|Coutteau, P.; Sorgeloos, P. (1997). Manipulation of dietary lipids, fatty acids and vitamins in zooplankton cultures, in: (1997). IZWO Coll. Rep. 27(1997). IZWO Collected Reprints, 27: pp. chapter 6 [Subsequent publication]|
|In: (1997). IZWO Coll. Rep. 27(1997). IZWO Collected Reprints, 27[s.n.][s.l.], more|
|In: IZWO Collected Reprints. Instituut voor Zeewetenschappelijk Onderzoek: Bredene & Oostende. ISSN 0772-1250, more|
|Also published as |
- Coutteau, P.; Sorgeloos, P. (1997). Manipulation of dietary lipids, fatty acids and vitamins in zooplankton cultures. Freshwat. Biol. 38: 501-512, more
- A wide range of species that are cultivated in commercial mariculture are planktonic during at least part of their life cycle; for example, the larval stages of shellfish (shrimp and molluscs) and the live feeds (rotifers, brine shrimp, copepods) used in the larviculture of marine fish and shellfish. Over the last decades various techniques have been developed to deliver nutrients to these zooplanktonic organisms either through artificial diets or by manipulating the composition of the live prey fed to the carnivorous stages. This paper reviews the methodology that has allowed aquaculturists to gain knowledge of nutritional requirements and may offer interesting opportunities for ecologists to verify the importance of key nutrients in the natural food chain of marine as well as freshwater ecosystems.
- Live micro-algae can be replaced partially or completely in the diet of filter-feeders such as rotifers, Artemia , shrimp larvae and bivalves, by various types of preserved algae, micro-encapsulated diets and yeast-based diets, whereas lipid emulsions and liposomes may be utilized to supplement specific lipid- and water-soluble nutrients, respectively. Microbound and micro-encapsulated diets have been designed to supplement live feed in the culture of micro-predators such as fish and shrimp larvae.

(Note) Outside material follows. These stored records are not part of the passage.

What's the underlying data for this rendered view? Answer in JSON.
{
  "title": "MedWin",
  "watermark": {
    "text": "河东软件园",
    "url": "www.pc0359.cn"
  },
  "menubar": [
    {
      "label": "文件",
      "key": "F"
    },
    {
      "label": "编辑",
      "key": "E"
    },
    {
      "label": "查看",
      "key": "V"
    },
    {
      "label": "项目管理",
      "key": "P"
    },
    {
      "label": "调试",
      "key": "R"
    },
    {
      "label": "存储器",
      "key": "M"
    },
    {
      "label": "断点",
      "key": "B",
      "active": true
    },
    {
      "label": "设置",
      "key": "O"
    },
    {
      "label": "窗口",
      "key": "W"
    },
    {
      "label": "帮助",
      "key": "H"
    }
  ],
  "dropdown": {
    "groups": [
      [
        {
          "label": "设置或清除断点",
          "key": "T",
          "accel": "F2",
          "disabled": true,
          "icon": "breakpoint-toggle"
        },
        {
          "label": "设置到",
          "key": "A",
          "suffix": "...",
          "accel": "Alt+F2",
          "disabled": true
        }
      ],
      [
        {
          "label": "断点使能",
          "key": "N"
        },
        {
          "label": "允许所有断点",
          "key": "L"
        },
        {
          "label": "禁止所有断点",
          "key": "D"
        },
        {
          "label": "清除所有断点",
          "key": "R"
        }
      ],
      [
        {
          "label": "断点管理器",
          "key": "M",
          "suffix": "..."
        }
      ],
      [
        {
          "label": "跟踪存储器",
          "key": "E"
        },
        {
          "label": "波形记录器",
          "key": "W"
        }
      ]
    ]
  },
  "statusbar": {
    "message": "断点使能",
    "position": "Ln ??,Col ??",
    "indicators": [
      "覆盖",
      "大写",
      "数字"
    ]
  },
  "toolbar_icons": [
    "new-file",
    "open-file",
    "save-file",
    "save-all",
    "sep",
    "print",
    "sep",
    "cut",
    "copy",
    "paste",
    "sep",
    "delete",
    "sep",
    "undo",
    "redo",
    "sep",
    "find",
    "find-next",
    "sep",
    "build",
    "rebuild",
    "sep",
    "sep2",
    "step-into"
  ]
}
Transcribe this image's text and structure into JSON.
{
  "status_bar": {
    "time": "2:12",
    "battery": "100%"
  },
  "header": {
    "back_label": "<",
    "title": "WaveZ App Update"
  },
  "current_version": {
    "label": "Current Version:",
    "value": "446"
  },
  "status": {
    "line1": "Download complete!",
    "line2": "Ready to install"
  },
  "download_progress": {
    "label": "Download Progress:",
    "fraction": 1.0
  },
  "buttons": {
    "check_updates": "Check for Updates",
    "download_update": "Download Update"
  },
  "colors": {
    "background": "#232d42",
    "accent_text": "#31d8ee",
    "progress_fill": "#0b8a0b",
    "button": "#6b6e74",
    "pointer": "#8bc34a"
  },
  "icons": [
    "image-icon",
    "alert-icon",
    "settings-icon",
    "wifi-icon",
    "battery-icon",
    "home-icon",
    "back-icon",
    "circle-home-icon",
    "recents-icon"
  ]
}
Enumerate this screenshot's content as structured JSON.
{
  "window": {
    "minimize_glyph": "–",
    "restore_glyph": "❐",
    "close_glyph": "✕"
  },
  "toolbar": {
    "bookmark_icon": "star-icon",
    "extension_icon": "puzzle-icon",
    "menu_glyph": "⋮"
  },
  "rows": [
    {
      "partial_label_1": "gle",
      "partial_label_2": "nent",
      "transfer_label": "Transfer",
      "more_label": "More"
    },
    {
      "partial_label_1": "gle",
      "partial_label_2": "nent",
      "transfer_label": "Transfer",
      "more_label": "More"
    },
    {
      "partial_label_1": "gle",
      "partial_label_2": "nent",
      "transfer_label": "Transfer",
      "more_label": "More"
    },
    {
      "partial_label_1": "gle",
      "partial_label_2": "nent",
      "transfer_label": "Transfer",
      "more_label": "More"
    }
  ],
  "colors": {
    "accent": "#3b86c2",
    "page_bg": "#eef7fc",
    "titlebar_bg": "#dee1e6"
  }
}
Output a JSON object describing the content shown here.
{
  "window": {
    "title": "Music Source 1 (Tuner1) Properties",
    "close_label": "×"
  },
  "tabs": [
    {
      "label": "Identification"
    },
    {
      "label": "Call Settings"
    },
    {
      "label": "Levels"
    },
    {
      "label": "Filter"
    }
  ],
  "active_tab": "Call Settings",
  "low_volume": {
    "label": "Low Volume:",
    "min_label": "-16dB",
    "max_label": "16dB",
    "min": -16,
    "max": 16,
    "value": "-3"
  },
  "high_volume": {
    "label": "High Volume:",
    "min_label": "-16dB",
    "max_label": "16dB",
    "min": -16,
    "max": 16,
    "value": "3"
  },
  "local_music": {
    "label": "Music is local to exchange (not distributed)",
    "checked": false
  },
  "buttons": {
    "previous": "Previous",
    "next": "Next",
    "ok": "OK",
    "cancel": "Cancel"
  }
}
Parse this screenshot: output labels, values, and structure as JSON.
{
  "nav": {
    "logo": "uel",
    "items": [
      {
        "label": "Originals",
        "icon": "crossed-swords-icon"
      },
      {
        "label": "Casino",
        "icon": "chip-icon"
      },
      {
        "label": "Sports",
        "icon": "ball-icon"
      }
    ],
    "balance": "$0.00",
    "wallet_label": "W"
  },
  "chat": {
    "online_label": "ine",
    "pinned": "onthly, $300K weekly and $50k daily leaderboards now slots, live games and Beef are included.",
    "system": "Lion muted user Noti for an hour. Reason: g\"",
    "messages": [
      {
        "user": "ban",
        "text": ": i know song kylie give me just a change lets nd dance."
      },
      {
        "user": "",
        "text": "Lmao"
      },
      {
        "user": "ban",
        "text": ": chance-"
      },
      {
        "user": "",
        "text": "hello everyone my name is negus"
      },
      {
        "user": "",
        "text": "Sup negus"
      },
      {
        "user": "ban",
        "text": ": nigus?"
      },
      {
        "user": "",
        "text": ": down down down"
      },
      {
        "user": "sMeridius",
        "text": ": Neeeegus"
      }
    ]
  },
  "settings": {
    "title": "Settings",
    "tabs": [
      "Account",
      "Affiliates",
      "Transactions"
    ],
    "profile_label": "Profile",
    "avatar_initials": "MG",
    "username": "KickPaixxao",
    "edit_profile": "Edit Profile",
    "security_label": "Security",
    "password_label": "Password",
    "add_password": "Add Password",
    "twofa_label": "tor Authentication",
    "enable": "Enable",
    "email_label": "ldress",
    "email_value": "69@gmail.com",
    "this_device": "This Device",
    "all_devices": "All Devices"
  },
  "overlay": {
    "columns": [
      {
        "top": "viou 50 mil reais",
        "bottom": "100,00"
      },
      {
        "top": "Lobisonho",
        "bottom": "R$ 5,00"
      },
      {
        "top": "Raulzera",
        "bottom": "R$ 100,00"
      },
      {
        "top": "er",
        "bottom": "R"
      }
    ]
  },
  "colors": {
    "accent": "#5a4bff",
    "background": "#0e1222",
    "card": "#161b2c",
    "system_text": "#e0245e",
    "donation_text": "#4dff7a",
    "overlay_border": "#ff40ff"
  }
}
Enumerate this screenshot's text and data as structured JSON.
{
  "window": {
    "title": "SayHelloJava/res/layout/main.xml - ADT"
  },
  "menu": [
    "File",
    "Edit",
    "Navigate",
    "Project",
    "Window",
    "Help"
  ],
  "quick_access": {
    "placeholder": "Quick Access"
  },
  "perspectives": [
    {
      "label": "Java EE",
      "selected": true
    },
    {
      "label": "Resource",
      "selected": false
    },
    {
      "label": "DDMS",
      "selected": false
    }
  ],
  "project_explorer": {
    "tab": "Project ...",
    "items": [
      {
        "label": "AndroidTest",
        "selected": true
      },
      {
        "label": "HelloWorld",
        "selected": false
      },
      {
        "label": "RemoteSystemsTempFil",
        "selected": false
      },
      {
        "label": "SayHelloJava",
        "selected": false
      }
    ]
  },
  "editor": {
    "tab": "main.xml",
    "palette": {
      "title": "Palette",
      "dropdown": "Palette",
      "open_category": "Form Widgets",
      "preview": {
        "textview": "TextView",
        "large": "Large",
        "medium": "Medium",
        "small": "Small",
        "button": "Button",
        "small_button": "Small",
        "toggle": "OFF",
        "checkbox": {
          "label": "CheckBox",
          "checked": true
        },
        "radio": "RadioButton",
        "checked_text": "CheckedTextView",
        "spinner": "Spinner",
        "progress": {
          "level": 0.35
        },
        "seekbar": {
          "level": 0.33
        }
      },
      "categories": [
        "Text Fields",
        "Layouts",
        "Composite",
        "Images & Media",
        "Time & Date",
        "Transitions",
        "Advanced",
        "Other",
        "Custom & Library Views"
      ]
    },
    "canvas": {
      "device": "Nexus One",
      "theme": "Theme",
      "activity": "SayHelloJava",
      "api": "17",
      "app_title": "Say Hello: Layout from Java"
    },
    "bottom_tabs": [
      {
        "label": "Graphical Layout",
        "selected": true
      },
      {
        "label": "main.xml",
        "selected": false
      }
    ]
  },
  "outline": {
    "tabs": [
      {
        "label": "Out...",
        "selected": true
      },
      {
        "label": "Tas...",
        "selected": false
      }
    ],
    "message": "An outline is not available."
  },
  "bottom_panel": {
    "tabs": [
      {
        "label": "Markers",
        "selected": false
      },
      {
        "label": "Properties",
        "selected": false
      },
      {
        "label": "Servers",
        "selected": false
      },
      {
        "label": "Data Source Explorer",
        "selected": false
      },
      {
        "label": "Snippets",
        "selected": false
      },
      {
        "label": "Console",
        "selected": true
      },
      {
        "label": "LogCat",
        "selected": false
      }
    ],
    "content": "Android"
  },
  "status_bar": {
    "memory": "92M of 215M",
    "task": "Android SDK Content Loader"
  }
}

- Live prey organisms, in particular rotifers and Artemia , can be 'bio-encapsulated' with a variety of enrichment diets to manipulate their content in certain nutrients, including omega3 highly unsaturated fatty acids (FA) and the vitamins C, A and E. Nevertheless, the enrichment techniques are not applicable for all nutrients and prey organisms. Phospholipid composition is difficult to manipulate through the diet of live feed and the enrichment of the essential FA docosahexaenoic acid (DHA) is hampered in most Artemia species due to the catabolism of this FA following enrichment.